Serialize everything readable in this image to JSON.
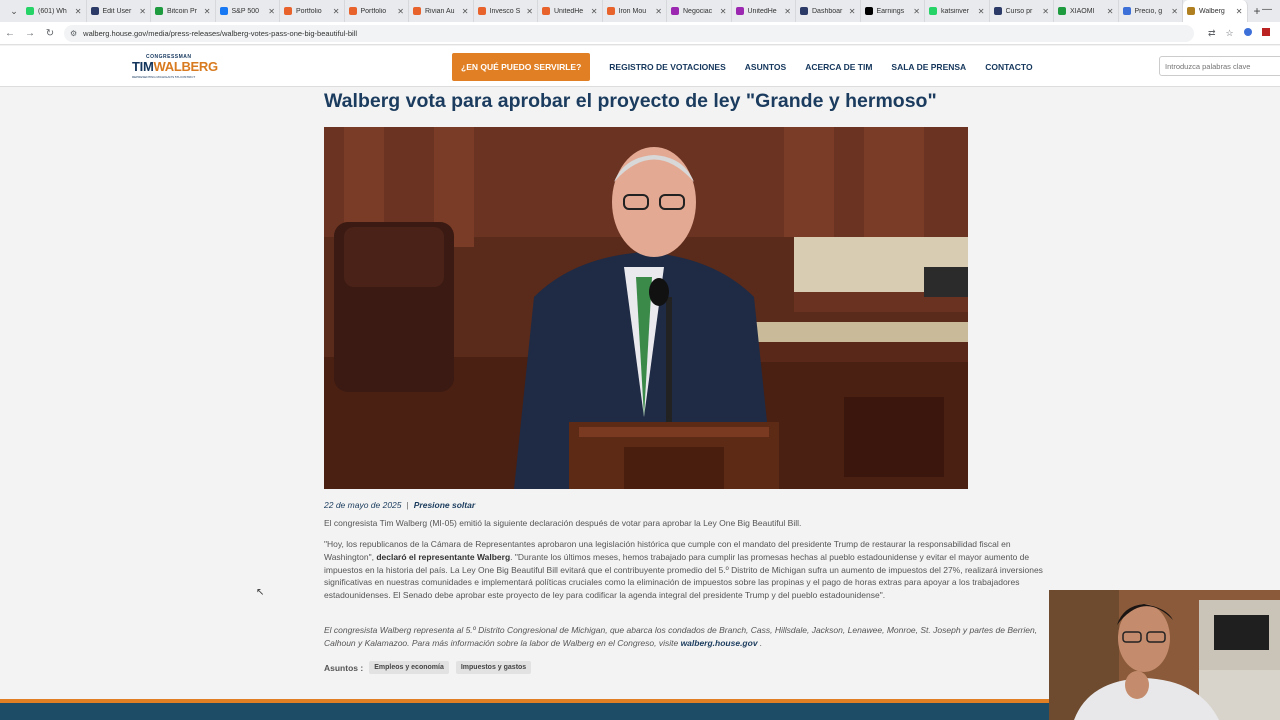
{
  "browser": {
    "tabs": [
      {
        "title": "(601) Wh",
        "color": "#25d366"
      },
      {
        "title": "Edit User",
        "color": "#2b3a67"
      },
      {
        "title": "Bitcoin Pr",
        "color": "#1d9b3e"
      },
      {
        "title": "S&P 500",
        "color": "#1877f2"
      },
      {
        "title": "Portfolio",
        "color": "#e8632b"
      },
      {
        "title": "Portfolio",
        "color": "#e8632b"
      },
      {
        "title": "Rivian Au",
        "color": "#e8632b"
      },
      {
        "title": "Invesco S",
        "color": "#e8632b"
      },
      {
        "title": "UnitedHe",
        "color": "#e8632b"
      },
      {
        "title": "Iron Mou",
        "color": "#e8632b"
      },
      {
        "title": "Negociac",
        "color": "#9c27b0"
      },
      {
        "title": "UnitedHe",
        "color": "#9c27b0"
      },
      {
        "title": "Dashboar",
        "color": "#2b3a67"
      },
      {
        "title": "Earnings",
        "color": "#000000"
      },
      {
        "title": "katsinver",
        "color": "#25d366"
      },
      {
        "title": "Curso pr",
        "color": "#2b3a67"
      },
      {
        "title": "XIAOMI",
        "color": "#1d9b3e"
      },
      {
        "title": "Precio, g",
        "color": "#3c6fd8"
      },
      {
        "title": "Walberg",
        "color": "#b08020",
        "active": true
      }
    ],
    "url": "walberg.house.gov/media/press-releases/walberg-votes-pass-one-big-beautiful-bill"
  },
  "site": {
    "logo_small": "CONGRESSMAN",
    "logo_first": "TIM",
    "logo_last": "WALBERG",
    "logo_sub": "REPRESENTING MICHIGAN'S 5TH DISTRICT",
    "cta": "¿EN QUÉ PUEDO SERVIRLE?",
    "nav": [
      "REGISTRO DE VOTACIONES",
      "ASUNTOS",
      "ACERCA DE TIM",
      "SALA DE PRENSA",
      "CONTACTO"
    ],
    "search_placeholder": "Introduzca palabras clave"
  },
  "article": {
    "title": "Walberg vota para aprobar el proyecto de ley \"Grande y hermoso\"",
    "date": "22 de mayo de 2025",
    "separator": "|",
    "category": "Presione soltar",
    "p1": "El congresista Tim Walberg (MI-05) emitió la siguiente declaración después de votar para aprobar la Ley One Big Beautiful Bill.",
    "p2_a": "\"Hoy, los republicanos de la Cámara de Representantes aprobaron una legislación histórica que cumple con el mandato del presidente Trump de restaurar la responsabilidad fiscal en Washington\", ",
    "p2_bold": "declaró el representante Walberg",
    "p2_b": ". \"Durante los últimos meses, hemos trabajado para cumplir las promesas hechas al pueblo estadounidense y evitar el mayor aumento de impuestos en la historia del país. La Ley One Big Beautiful Bill evitará que el contribuyente promedio del 5.º Distrito de Michigan sufra un aumento de impuestos del 27%, realizará inversiones significativas en nuestras comunidades e implementará políticas cruciales como la eliminación de impuestos sobre las propinas y el pago de horas extras para apoyar a los trabajadores estadounidenses. El Senado debe aprobar este proyecto de ley para codificar la agenda integral del presidente Trump y del pueblo estadounidense\".",
    "p3": "El congresista Walberg representa al 5.º Distrito Congresional de Michigan, que abarca los condados de Branch, Cass, Hillsdale, Jackson, Lenawee, Monroe, St. Joseph y partes de Berrien, Calhoun y Kalamazoo. Para más información sobre la labor de Walberg en el Congreso, visite ",
    "p3_link": "walberg.house.gov",
    "p3_end": " .",
    "topics_label": "Asuntos :",
    "topics": [
      "Empleos y economía",
      "Impuestos y gastos"
    ]
  }
}
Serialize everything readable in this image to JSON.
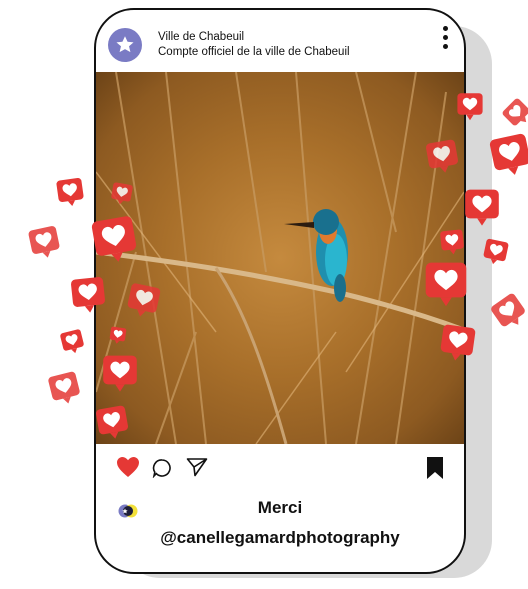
{
  "post": {
    "account_name": "Ville de Chabeuil",
    "account_description": "Compte officiel de la ville de Chabeuil",
    "caption_title": "Merci",
    "caption_handle": "@canellegamardphotography",
    "liked": true
  },
  "colors": {
    "heart_red": "#e53835",
    "bubble_red": "#e53835",
    "bubble_light": "#ef5b58",
    "avatar": "#7a7bc4",
    "outline": "#111111"
  },
  "icons": [
    "star-icon",
    "more-vertical-icon",
    "heart-icon",
    "comment-icon",
    "share-icon",
    "bookmark-icon"
  ]
}
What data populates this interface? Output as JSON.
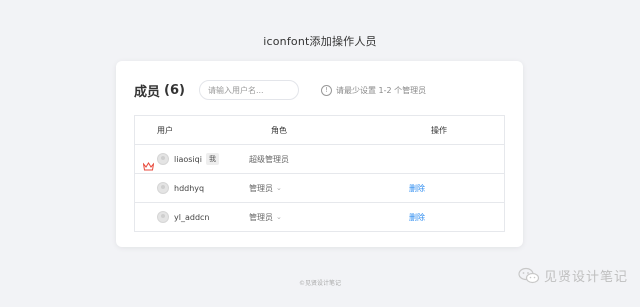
{
  "page": {
    "title": "iconfont添加操作人员"
  },
  "members": {
    "title": "成员",
    "count": "(6)",
    "search_placeholder": "请输入用户名...",
    "hint": "请最少设置 1-2 个管理员"
  },
  "table": {
    "headers": {
      "user": "用户",
      "role": "角色",
      "action": "操作"
    },
    "rows": [
      {
        "username": "liaosiqi",
        "badge": "我",
        "role": "超级管理员",
        "action": ""
      },
      {
        "username": "hddhyq",
        "badge": "",
        "role": "管理员",
        "action": "删除"
      },
      {
        "username": "yl_addcn",
        "badge": "",
        "role": "管理员",
        "action": "删除"
      }
    ]
  },
  "footer": {
    "text": "©见贤设计笔记"
  },
  "watermark": {
    "text": "见贤设计笔记"
  },
  "colors": {
    "accent": "#2d8cf0",
    "crown": "#e84a3c",
    "background": "#f2f3f6"
  },
  "icons": [
    "info-icon",
    "crown-icon",
    "chevron-down-icon",
    "wechat-icon"
  ]
}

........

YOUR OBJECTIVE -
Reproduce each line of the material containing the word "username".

ANSWER SPACE -
        "username": "liaosiqi",
        "username": "hddhyq",
        "username": "yl_addcn",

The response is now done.